Swedenborg, who believed that usefulness is the very heart of religion, wrote, "Everything in heaven, in the world, in the human body, both great and small, was created from use, in use and for use." This belief attracts physicians, engineers, and others in the practical professions. Swedenborgian engineer John Roebling designs America's first suspension bridges, including Cincinnati's Suspension Bridge and later the Brooklyn Bridge. Inspired by Swedenborg's vision of the heavenly city, architect and city planner Daniel Burnham constructs the setting for the 1893 Columbian Exposition in Chicago as a dream city, all in white, using the new electric lighting on a vast scale.
Swedenborg saw and conversed with persons of many faiths and so urged acceptance of other religions long before ecumenism came into vogue. Chicago lawyer Charles Bonney, a Swedenborgian Church member, initiates and manages the 1893 Parliament of the World's Religions, held in conjunction with the Columbian Exposition. Bonney's vision brings representatives from all the world's great religions to the Parliament, an event that later historians term the dawn of religious plurality in America.
The Swedenborgian Church of San Francisco was designed by a distinguished group of architects including the celebrated Bernard Maybeck. Its founding pastor, Rev. Joseph Worcester, was longtime friend of John Muir. The Arts and Crafts movement was viewed by Worcester as harmonizing particularly well with Swedenborgian teachings about harmonizing man with nature. The National Landmarking Committee’s 2004 decision: The Swedenborgian Church of San Francisco is “a critically important example of the American contribution to the Arts and Crafts Movement … The interior shows the employment of the decorative arts to create a special atmosphere, and also the first examples of the ‘mission chairs.’ Among the designers were A. C. Schweinfurth, A. Page Brown, Bernard Maybeck, William Keith, Bruce Porter, and the Rev. Joseph Worcester. The Church is important as an example of the Swedenborgian contribution to American religious, social theory and intellectual life.”

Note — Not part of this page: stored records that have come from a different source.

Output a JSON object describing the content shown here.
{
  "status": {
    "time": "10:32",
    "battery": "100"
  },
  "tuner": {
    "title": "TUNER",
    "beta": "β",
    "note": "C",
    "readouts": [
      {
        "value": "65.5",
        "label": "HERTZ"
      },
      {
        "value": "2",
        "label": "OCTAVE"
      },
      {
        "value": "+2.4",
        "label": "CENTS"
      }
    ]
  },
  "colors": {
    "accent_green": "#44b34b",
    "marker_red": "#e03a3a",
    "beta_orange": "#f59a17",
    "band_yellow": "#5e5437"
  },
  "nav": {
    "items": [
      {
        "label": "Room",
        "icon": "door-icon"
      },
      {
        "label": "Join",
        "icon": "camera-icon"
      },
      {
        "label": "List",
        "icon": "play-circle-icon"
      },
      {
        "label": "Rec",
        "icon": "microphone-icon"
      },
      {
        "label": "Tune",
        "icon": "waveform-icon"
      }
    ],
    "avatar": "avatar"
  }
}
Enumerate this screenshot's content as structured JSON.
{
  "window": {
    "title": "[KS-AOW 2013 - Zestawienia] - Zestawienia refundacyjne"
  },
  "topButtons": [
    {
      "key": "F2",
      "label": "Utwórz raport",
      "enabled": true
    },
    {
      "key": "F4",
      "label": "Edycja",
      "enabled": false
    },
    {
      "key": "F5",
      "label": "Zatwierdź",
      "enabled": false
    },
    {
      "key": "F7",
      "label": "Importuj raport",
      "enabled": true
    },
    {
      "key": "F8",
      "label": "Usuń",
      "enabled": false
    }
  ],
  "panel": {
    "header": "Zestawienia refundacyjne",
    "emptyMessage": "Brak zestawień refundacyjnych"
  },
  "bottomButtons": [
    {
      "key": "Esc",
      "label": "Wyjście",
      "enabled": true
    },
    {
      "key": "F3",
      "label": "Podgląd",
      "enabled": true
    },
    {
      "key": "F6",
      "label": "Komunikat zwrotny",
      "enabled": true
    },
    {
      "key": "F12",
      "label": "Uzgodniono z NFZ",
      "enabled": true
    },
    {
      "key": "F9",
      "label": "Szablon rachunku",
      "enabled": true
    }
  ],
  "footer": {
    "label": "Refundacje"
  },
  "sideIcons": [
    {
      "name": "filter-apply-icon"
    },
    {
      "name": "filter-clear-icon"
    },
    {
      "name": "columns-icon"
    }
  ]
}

Wayfarers Chapel began as a dream in the mind of Elizabeth Schellenberg, a member of the Swedenborgian Church who lived on the Palos Verdes Peninsula in the late 1920s. Elizabeth Schellenberg dreamed of a little chapel on a hillside above the Pacific Ocean where wayfarers could stop to rest, meditate and give thanks to God for the wonder and beauty of creation. Narcissa Cox Vanderlip, also a member of the Swedenborgian Church, responded to the dream and agreed to contribute land for the chapel site. The depression of the 1930s and World War II forced a delay in developing the plans for the Chapel. Following the war organic architect Lloyd Wright, son of the renowned American architectural pioneer Frank Lloyd Wright, was urged to apply his genius to the project. Lloyd Wright found himself in complete accord with the positive outlook of the Swedenborgian Church and its emphasis on harmony between God’s natural world and the inner world of mind and spirit. Inspired by the cathedral-like majesty of the redwood trees in northern California, Lloyd Wright surrounded Wayfarers Chapel with redwood trees forming living walls and roof to a natural sanctuary encased in glass with view of the surrounding forest and nearby Pacific Ocean. Lloyd Wright’s design of Wayfarers Chapel is the perfect combination of nature and architectural genius and is one of the foremost examples of organic architecture. Wayfarers Chapel is listed in the National Register of Historic Places.